Monday, February 22, 2010
The Civil Rights Movement: Unity in Disunity
This is an essay written by my 16 year old daughter, Sheherzad Raza Preisler. I am posting it today in honor of Black History Month:
Taking its lead from the 1957 Montgomery Bus Boycott, the 1960s in America was a major stride towards civil rights. Initially, the 1960s may appear to be a time of great cohesive progression towards equality. After close analysis, however, one sees the prevalence of different factions and changing strategies in the midst of resistance. The first half of the decade was characterized by legislation and nonviolent protests, however, as tensions grew, approaches that embraced violence became more popular, but the goal remained the same: equality for all.

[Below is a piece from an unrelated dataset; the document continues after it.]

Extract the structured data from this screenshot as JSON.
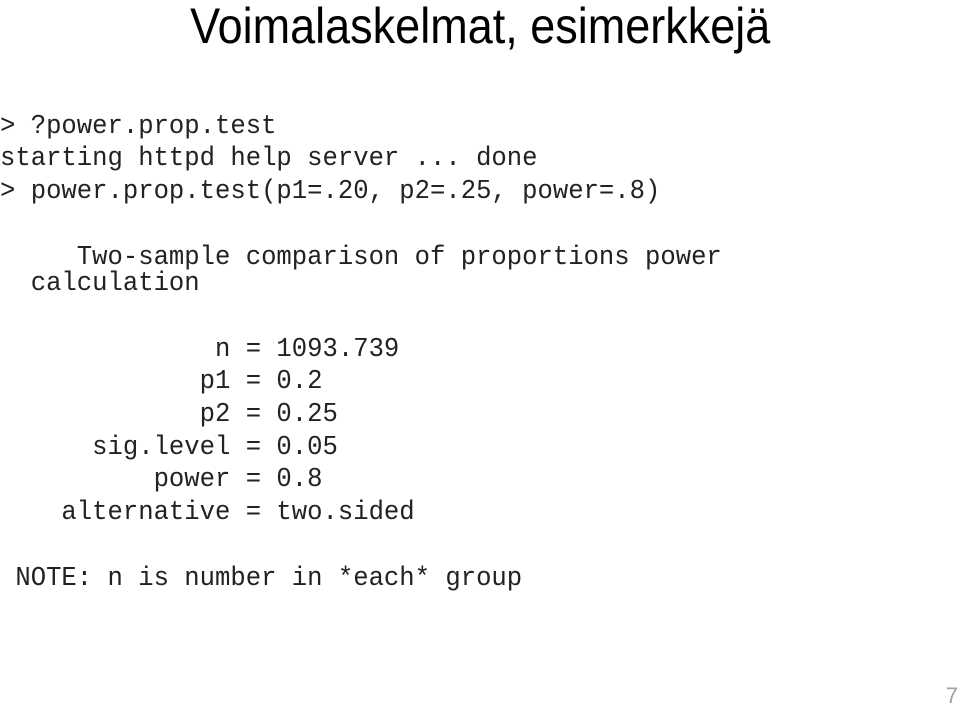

These different strategies, rather than being an impediment to success, were in fact necessary, because they combated different forms of resistance.
Early articulations of major groups and leaders promoted two major, overlapping ideal goals and strategies: to achieve total equality, through nonviolence and legislative action. In 1960, the Student Nonviolent Coordinating Committee declared the necessity of nonviolence, arguing that it agreed with effective Judaic-Christian practices of unconditional love, even in the wake of oppression. In the following years, the Committee held numerous nonviolent sit-ins, many of which resulted in cruelty against the protesters, who never fought back. Dr. Martin Luther King Jr. led a march in Birmingham, Alabama, one of the most segregated cities, in 1963. Policemen such as Bull Connor met the protesters with vicious dogs and fire hoses. Dr. King was jailed, and in his April 1963 Letter from the Birmingham Jail, he explained that his intention was to bring Christ’s gospel of freedom throughout America through nonviolent gathering. Dr. King also refuted the idea that the protest intruded in Alabama state affairs, because every city in the United States was interconnected, and it was therefore his duty to promote equality everywhere. This vision of interconnectivity was also present in a June 1963 address to the American people made by President John F. Kennedy. In his address, Kennedy stated that compromising one’s freedom, compromises everyone’s lives.
Dr. King and Kennedy’s idealistic approaches, however, were met with harsh violence. Protesters were of course met with much cruelty, but the violence spread to the uninvolved. Shortly after a 1963 protest, the Sixteenth Baptist Church was bombed, killing four innocent girls. In November 1963, Kennedy was assassinated while campaigning in Dallas, Texas. It may be inferred that he was killed due to his progressive ideals. In January of 1956, while Dr. King was away, his house was also bombed, but his wife and child survived. As white reporters attempted to enter the house for pictures and interviews, an army of enraged African Americans held knives and guns, ready to defend. In June 1968, Dr. King was assassinated, causing major unrest in the African American community. Just two months later, Robert F. Kennedy, a new candidate for the presidential election, was also murdered, perhaps for his stance in the civil rights movement. In the wake of increased oppression, the goals and strategies of certain leaders of the civil rights movement shifted. Stokely Carmichael, in a 1966 essay entitled "What We Want," expressed a new vision: a desire not only for black equality, but also for a concept of black power that can be read as separatist because it fought for community building and economic independence within the black ghettos. The mood of the sixties continued to darken as resistance towards protesters intensified. In May 1967, the Black Panther Party’s minister of defense expressed intolerance for further oppression. He explained that no matter how much African Americans prayed, protested, and even begged, they were met with increasing deceit, repression, and violence. The Black Panther Party then decided to arm itself in preparation for further violence, as a means of self-defense, now embracing an overtly violent strategy.
These multiple different strategies, rather than leaving the civil rights movement in disarray, led to several important victories. After Kennedy’s assassination, Lyndon Johnson became president. He fought fervently for economic reform and African American rights. He passed the 1964 Civil Rights Act, outlawing segregation in public places. The following year, Johnson passed the Voting Rights Act and the 24th Amendment, which banished the poll tax, literacy tests, and enabled federal regulation of voter registration. By 1968, 62% of African Americans living in the South were registered to vote, while only 29.1% were registered in 1960. The various Acts proved that there was increased civil rights support within the Congress.
In the 1968 presidential election, Republican Richard M. Nixon, an avid civil rights supporter, won by a large majority, even within Southern states. Independent candidate George C. Wallace, who opposed civil rights, still had many supporters in the South, however. The ability for African Americans to vote for Nixon also proved to be a major shift in support, because the driving forces of the movement were finally able to formally vote for what they believed in and valiantly fought for.
When looking at the civil rights movement of the sixties, one can see a major paradox: disunity in a major unifying movement. All factions worked for the same goal of equality for African Americans, but in different ways: presidents with legislature, Dr. King with nonviolence, and the Black Panthers with violence along with separation. Change, therefore, can be produced by a culmination of various progressions and approaches
Posted by Azra Raza at 12:15 AM | Permalink